*What to do*
Without changing a character, return the entries, but not the images they hold.

■ ■ ■

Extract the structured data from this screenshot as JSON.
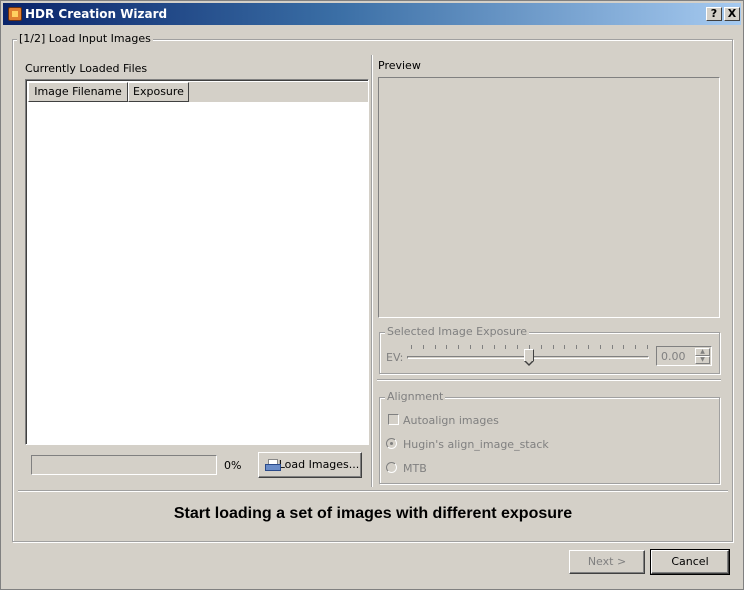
{
  "window": {
    "title": "HDR Creation Wizard",
    "help_label": "?",
    "close_label": "X"
  },
  "step": {
    "title": "[1/2] Load Input Images"
  },
  "files": {
    "label": "Currently Loaded Files",
    "columns": [
      "Image Filename",
      "Exposure"
    ],
    "rows": []
  },
  "progress": {
    "value": 0,
    "text": "0%"
  },
  "load_button": {
    "label": "Load Images..."
  },
  "preview": {
    "label": "Preview"
  },
  "exposure": {
    "group_title": "Selected Image Exposure",
    "ev_label": "EV:",
    "value_text": "0.00",
    "slider_fraction": 0.5,
    "enabled": false
  },
  "alignment": {
    "group_title": "Alignment",
    "autoalign_label": "Autoalign images",
    "autoalign_checked": false,
    "options": [
      "Hugin's align_image_stack",
      "MTB"
    ],
    "selected_option": "Hugin's align_image_stack"
  },
  "status": {
    "message": "Start loading a set of images with different exposure"
  },
  "footer": {
    "next_label": "Next >",
    "cancel_label": "Cancel"
  },
  "icons": {
    "app": "hdr-app-icon",
    "load": "load-images-icon"
  }
}
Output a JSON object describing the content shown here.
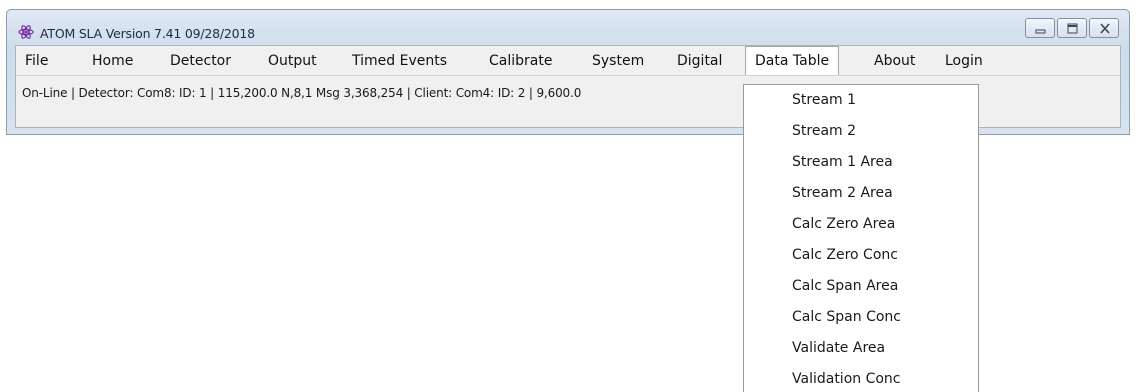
{
  "window": {
    "title": "ATOM SLA  Version 7.41  09/28/2018",
    "app_icon": "atom-icon",
    "controls": {
      "minimize_icon": "minimize-icon",
      "maximize_icon": "maximize-icon",
      "close_icon": "close-icon"
    }
  },
  "menu": {
    "items": [
      {
        "label": "File"
      },
      {
        "label": "Home"
      },
      {
        "label": "Detector"
      },
      {
        "label": "Output"
      },
      {
        "label": "Timed Events"
      },
      {
        "label": "Calibrate"
      },
      {
        "label": "System"
      },
      {
        "label": "Digital"
      },
      {
        "label": "Data Table",
        "active": true
      },
      {
        "label": "About"
      },
      {
        "label": "Login"
      }
    ]
  },
  "status": {
    "text": "On-Line |  Detector: Com8: ID: 1 | 115,200.0 N,8,1 Msg  3,368,254   | Client: Com4: ID: 2 | 9,600.0"
  },
  "dropdown": {
    "items": [
      {
        "label": "Stream 1"
      },
      {
        "label": "Stream 2"
      },
      {
        "label": "Stream 1 Area"
      },
      {
        "label": "Stream 2 Area"
      },
      {
        "label": "Calc Zero Area"
      },
      {
        "label": "Calc Zero Conc"
      },
      {
        "label": "Calc Span Area"
      },
      {
        "label": "Calc Span Conc"
      },
      {
        "label": "Validate Area"
      },
      {
        "label": "Validation Conc"
      }
    ]
  },
  "colors": {
    "frame": "#d8e3ef",
    "menu_bg": "#f0f0f0",
    "dropdown_bg": "#ffffff",
    "icon_purple": "#7b2fa6"
  }
}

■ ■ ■

*Final answer*
Extract the structured data from this screenshot as JSON.
{
  "window": {
    "title": "HDR Creation Wizard",
    "help_label": "?",
    "close_label": "X"
  },
  "step": {
    "title": "[1/2] Load Input Images"
  },
  "files": {
    "label": "Currently Loaded Files",
    "columns": [
      "Image Filename",
      "Exposure"
    ],
    "rows": []
  },
  "progress": {
    "value": 0,
    "text": "0%"
  },
  "load_button": {
    "label": "Load Images..."
  },
  "preview": {
    "label": "Preview"
  },
  "exposure": {
    "group_title": "Selected Image Exposure",
    "ev_label": "EV:",
    "value_text": "0.00",
    "slider_fraction": 0.5,
    "enabled": false
  },
  "alignment": {
    "group_title": "Alignment",
    "autoalign_label": "Autoalign images",
    "autoalign_checked": false,
    "options": [
      "Hugin's align_image_stack",
      "MTB"
    ],
    "selected_option": "Hugin's align_image_stack"
  },
  "status": {
    "message": "Start loading a set of images with different exposure"
  },
  "footer": {
    "next_label": "Next >",
    "cancel_label": "Cancel"
  },
  "icons": {
    "app": "hdr-app-icon",
    "load": "load-images-icon"
  }
}
Output a JSON object describing the content shown here.
{
  "window": {
    "title": "ATOM SLA  Version 7.41  09/28/2018",
    "app_icon": "atom-icon",
    "controls": {
      "minimize_icon": "minimize-icon",
      "maximize_icon": "maximize-icon",
      "close_icon": "close-icon"
    }
  },
  "menu": {
    "items": [
      {
        "label": "File"
      },
      {
        "label": "Home"
      },
      {
        "label": "Detector"
      },
      {
        "label": "Output"
      },
      {
        "label": "Timed Events"
      },
      {
        "label": "Calibrate"
      },
      {
        "label": "System"
      },
      {
        "label": "Digital"
      },
      {
        "label": "Data Table",
        "active": true
      },
      {
        "label": "About"
      },
      {
        "label": "Login"
      }
    ]
  },
  "status": {
    "text": "On-Line |  Detector: Com8: ID: 1 | 115,200.0 N,8,1 Msg  3,368,254   | Client: Com4: ID: 2 | 9,600.0"
  },
  "dropdown": {
    "items": [
      {
        "label": "Stream 1"
      },
      {
        "label": "Stream 2"
      },
      {
        "label": "Stream 1 Area"
      },
      {
        "label": "Stream 2 Area"
      },
      {
        "label": "Calc Zero Area"
      },
      {
        "label": "Calc Zero Conc"
      },
      {
        "label": "Calc Span Area"
      },
      {
        "label": "Calc Span Conc"
      },
      {
        "label": "Validate Area"
      },
      {
        "label": "Validation Conc"
      }
    ]
  },
  "colors": {
    "frame": "#d8e3ef",
    "menu_bg": "#f0f0f0",
    "dropdown_bg": "#ffffff",
    "icon_purple": "#7b2fa6"
  }
}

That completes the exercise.